Senate Republicans are rushing to confirm Trump’s nominee to the Federal Communications Commission in order to create a 2-2 deadlock for the Biden FCC. On Wednesday, the Senate Commerce Committee voted to advance the nomination of Nathan Simington, a Republican in favor of greater government oversight of speech on the internet. Simington is viewed as a friend to the Trump administration’s desire to make changes to Section 230.
The Justice Department has rushed to expand possible execution methods to include electrocution and death by firing squad as they expedite a slew of scheduled executions in the final days of the Trump administration. The proposed rule cleared White House review on Nov. 6, according to the report, so it could be finalized any day.
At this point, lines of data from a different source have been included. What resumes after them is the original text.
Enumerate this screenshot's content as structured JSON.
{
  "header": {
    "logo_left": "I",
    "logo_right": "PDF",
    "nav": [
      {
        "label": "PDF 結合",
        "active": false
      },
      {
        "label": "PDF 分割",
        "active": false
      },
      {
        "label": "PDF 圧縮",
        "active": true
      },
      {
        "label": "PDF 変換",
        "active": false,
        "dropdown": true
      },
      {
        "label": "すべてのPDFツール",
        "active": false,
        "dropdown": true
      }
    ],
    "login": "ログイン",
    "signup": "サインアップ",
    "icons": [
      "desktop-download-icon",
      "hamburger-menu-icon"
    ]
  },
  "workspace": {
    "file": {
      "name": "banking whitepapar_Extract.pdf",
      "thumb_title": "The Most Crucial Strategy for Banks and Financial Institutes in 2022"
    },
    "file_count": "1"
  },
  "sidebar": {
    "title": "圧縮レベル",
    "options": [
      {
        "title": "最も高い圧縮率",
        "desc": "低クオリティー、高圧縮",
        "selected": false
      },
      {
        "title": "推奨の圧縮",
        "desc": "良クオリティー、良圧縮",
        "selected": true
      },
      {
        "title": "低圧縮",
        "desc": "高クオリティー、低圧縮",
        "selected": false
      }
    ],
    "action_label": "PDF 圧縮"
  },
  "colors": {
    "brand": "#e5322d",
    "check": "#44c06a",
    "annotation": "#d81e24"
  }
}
…three inmates would be executed in the weeks leading up to President-elect Joe Biden’s inauguration, bringing the total number of inmates scheduled to die during the lame duck session to six.
Trump is considering an executive action to target birthright citizenship in his final weeks in office. According to The Hill, “The administration is aware the order would be promptly challenged in court, but officials would hope to get a ruling on whether birthright citizenship is protected under the 14th Amendment…”
The Trump administration is also racing to make it harder for skilled foreign workers to gain visas, narrowing the definition of a “specialty occupation” eligible for a skilled-worker visa under the H-1B program. A second fast-track regulation would raise the wages that employers must pay to demonstrate foreign workers will not displace Americans in the same occupation and geographic area.